Start of Supplied entries

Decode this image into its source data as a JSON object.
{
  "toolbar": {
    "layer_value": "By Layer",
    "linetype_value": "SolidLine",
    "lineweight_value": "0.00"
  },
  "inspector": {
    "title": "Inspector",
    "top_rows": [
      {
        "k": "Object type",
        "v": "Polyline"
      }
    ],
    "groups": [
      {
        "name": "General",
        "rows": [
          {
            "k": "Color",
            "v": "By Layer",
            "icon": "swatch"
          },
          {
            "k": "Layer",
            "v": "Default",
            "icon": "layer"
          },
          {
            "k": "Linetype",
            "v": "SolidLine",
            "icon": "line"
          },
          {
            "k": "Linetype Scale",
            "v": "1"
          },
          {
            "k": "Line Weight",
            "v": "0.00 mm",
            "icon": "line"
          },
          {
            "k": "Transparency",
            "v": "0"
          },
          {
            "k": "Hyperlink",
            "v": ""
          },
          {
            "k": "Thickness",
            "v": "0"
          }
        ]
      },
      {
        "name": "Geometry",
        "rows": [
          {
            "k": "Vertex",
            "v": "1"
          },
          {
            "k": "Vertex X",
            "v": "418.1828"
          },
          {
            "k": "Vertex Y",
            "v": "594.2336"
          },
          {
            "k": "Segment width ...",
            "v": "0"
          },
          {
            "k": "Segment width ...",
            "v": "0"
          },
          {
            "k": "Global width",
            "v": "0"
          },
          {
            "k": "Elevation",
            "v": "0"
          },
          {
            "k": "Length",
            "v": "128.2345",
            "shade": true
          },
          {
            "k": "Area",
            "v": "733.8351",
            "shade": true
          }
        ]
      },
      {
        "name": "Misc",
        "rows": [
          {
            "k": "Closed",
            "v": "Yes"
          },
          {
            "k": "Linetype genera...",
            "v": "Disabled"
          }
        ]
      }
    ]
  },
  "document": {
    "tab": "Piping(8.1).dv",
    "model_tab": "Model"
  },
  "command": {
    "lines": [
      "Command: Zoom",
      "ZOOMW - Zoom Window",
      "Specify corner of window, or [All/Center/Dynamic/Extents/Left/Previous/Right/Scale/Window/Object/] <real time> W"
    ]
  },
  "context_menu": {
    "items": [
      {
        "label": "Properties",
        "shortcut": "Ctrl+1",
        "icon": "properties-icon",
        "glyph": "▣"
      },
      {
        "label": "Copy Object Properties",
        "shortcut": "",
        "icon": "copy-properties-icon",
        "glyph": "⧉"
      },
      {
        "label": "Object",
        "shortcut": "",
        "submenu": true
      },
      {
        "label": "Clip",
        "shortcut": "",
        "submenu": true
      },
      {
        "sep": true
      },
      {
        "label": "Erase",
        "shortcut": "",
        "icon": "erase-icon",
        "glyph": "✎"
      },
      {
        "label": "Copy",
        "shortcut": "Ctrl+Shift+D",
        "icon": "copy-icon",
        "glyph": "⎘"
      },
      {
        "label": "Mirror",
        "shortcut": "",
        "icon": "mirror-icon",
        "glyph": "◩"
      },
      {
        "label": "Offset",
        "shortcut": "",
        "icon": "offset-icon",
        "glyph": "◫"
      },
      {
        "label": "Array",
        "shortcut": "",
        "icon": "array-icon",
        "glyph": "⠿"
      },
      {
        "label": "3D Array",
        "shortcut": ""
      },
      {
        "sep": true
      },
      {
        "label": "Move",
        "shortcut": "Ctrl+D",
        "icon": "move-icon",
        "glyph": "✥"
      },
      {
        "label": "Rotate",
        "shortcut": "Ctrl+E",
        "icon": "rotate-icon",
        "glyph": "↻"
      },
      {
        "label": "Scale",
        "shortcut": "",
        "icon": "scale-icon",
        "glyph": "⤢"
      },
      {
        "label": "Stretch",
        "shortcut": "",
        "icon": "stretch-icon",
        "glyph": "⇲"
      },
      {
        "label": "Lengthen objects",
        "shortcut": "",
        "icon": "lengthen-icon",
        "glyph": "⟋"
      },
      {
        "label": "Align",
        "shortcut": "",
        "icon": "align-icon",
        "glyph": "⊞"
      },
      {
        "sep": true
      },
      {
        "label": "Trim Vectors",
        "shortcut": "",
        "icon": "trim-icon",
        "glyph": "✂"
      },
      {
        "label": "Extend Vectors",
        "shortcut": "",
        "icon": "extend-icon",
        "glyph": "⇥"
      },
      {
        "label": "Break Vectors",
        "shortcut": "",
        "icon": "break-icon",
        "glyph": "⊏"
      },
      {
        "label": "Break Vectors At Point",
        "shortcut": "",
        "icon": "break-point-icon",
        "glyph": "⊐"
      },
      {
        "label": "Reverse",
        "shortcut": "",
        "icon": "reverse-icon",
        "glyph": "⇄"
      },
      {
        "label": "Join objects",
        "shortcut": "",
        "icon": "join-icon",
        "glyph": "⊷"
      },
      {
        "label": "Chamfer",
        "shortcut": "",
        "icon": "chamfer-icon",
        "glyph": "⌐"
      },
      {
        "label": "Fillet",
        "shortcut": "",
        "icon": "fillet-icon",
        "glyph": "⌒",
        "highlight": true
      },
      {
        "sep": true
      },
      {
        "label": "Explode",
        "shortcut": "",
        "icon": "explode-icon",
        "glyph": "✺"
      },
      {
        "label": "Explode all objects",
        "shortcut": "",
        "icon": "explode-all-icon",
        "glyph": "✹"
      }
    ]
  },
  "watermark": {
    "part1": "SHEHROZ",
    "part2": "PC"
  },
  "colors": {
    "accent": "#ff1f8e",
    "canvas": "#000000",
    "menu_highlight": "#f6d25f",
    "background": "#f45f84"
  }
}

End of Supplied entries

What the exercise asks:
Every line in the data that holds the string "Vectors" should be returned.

Answer space:
        "label": "Trim Vectors",
        "label": "Extend Vectors",
        "label": "Break Vectors",
        "label": "Break Vectors At Point",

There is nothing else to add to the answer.